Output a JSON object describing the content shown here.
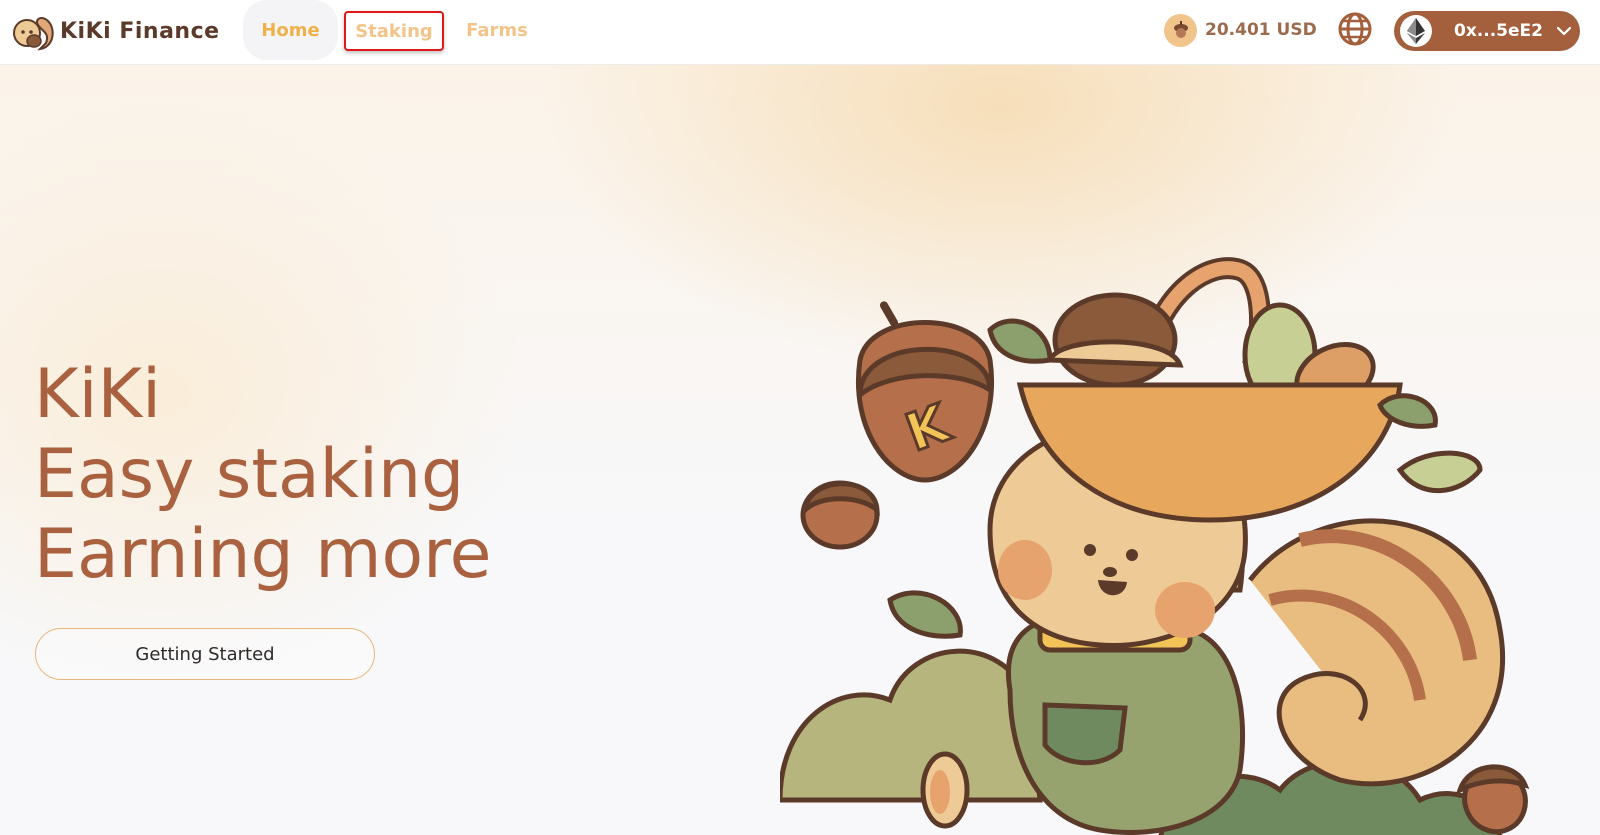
{
  "header": {
    "logo_text": "KiKi Finance",
    "nav": [
      {
        "label": "Home"
      },
      {
        "label": "Staking"
      },
      {
        "label": "Farms"
      }
    ],
    "balance": "20.401 USD",
    "wallet_address": "0x...5eE2",
    "icons": [
      "squirrel-logo-icon",
      "acorn-coin-icon",
      "globe-icon",
      "ethereum-icon",
      "chevron-down-icon"
    ]
  },
  "hero": {
    "lines": [
      "KiKi",
      "Easy staking",
      "Earning more"
    ],
    "cta_label": "Getting Started"
  },
  "colors": {
    "brand_brown": "#a9613f",
    "nav_gold": "#efb14a",
    "wallet_bg": "#a4603d",
    "highlight_box": "#e01818"
  }
}
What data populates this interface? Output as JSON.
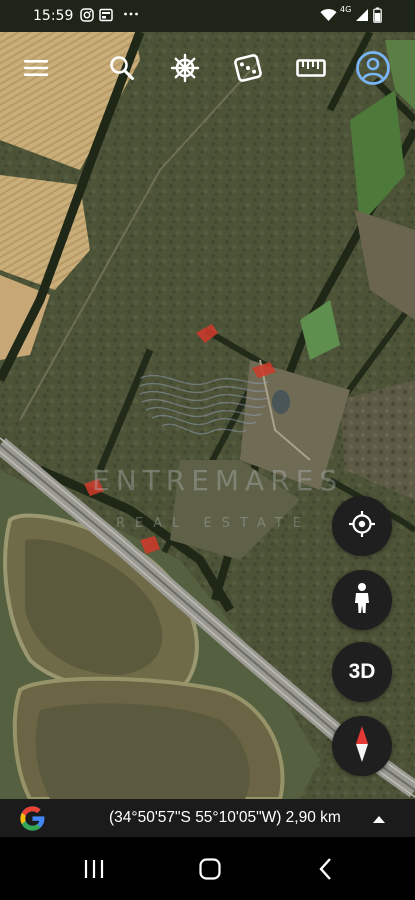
{
  "status_bar": {
    "time": "15:59",
    "icons": [
      "instagram-icon",
      "screen-share-icon",
      "more-dots-icon",
      "wifi-icon",
      "4g-icon",
      "signal-icon",
      "battery-icon"
    ],
    "network_label": "4G"
  },
  "toolbar": {
    "icons": [
      "menu-icon",
      "search-icon",
      "voyager-ship-wheel-icon",
      "dice-icon",
      "ruler-icon",
      "account-icon"
    ]
  },
  "map": {
    "type": "satellite",
    "accent_color": "#7ab4f5"
  },
  "watermark": {
    "title": "ENTREMARES",
    "subtitle": "REAL ESTATE"
  },
  "controls": {
    "my_location_icon": "target-icon",
    "street_view_icon": "pegman-icon",
    "three_d_label": "3D",
    "compass_icon": "compass-icon"
  },
  "info_bar": {
    "logo": "google-g-logo",
    "coordinates": "(34°50'57\"S 55°10'05\"W) 2,90 km",
    "expand_icon": "caret-up-icon"
  },
  "nav_bar": {
    "icons": [
      "recents-icon",
      "home-icon",
      "back-icon"
    ]
  }
}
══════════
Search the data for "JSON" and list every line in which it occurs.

_TASK RESPONSE_.
Output a JSON object describing the content shown here.
What data populates this interface? Output as JSON.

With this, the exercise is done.